Data records for software interfaces:
########

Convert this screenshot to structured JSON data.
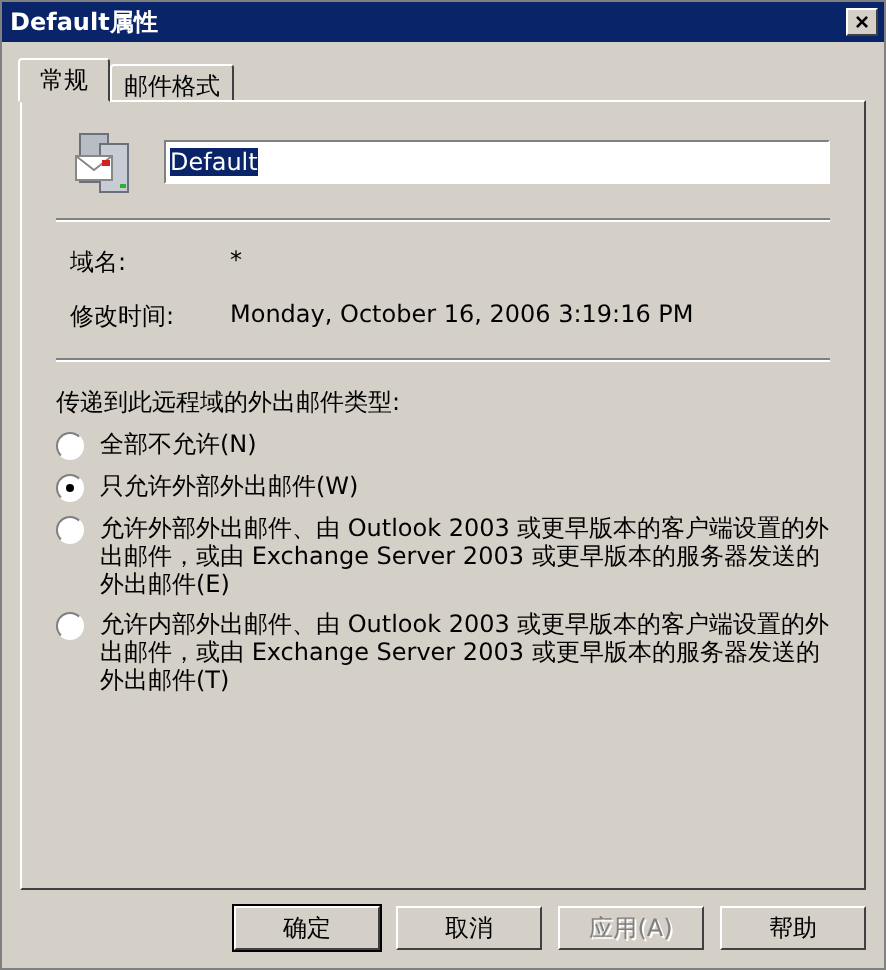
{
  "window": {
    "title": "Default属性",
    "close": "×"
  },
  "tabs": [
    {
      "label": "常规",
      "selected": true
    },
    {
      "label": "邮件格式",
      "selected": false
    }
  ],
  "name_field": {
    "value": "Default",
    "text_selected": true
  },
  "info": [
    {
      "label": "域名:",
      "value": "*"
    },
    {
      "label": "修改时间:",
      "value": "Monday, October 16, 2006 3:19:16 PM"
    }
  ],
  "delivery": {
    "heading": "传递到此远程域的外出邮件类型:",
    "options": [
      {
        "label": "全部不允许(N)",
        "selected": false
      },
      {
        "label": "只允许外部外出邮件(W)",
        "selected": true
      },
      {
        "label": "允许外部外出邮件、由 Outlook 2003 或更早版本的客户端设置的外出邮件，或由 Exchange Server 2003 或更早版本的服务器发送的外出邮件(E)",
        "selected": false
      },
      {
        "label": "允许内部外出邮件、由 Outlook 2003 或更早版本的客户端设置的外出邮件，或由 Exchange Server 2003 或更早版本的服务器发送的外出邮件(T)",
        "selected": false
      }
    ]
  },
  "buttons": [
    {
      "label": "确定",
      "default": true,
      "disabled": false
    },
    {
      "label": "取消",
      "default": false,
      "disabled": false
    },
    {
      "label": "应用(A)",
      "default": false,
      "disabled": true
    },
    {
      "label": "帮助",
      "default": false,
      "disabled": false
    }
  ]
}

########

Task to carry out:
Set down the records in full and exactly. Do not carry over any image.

Result of the task:
Convert this screenshot to structured JSON data.
{
  "window": {
    "title": "Default属性",
    "close": "×"
  },
  "tabs": [
    {
      "label": "常规",
      "selected": true
    },
    {
      "label": "邮件格式",
      "selected": false
    }
  ],
  "name_field": {
    "value": "Default",
    "text_selected": true
  },
  "info": [
    {
      "label": "域名:",
      "value": "*"
    },
    {
      "label": "修改时间:",
      "value": "Monday, October 16, 2006 3:19:16 PM"
    }
  ],
  "delivery": {
    "heading": "传递到此远程域的外出邮件类型:",
    "options": [
      {
        "label": "全部不允许(N)",
        "selected": false
      },
      {
        "label": "只允许外部外出邮件(W)",
        "selected": true
      },
      {
        "label": "允许外部外出邮件、由 Outlook 2003 或更早版本的客户端设置的外出邮件，或由 Exchange Server 2003 或更早版本的服务器发送的外出邮件(E)",
        "selected": false
      },
      {
        "label": "允许内部外出邮件、由 Outlook 2003 或更早版本的客户端设置的外出邮件，或由 Exchange Server 2003 或更早版本的服务器发送的外出邮件(T)",
        "selected": false
      }
    ]
  },
  "buttons": [
    {
      "label": "确定",
      "default": true,
      "disabled": false
    },
    {
      "label": "取消",
      "default": false,
      "disabled": false
    },
    {
      "label": "应用(A)",
      "default": false,
      "disabled": true
    },
    {
      "label": "帮助",
      "default": false,
      "disabled": false
    }
  ]
}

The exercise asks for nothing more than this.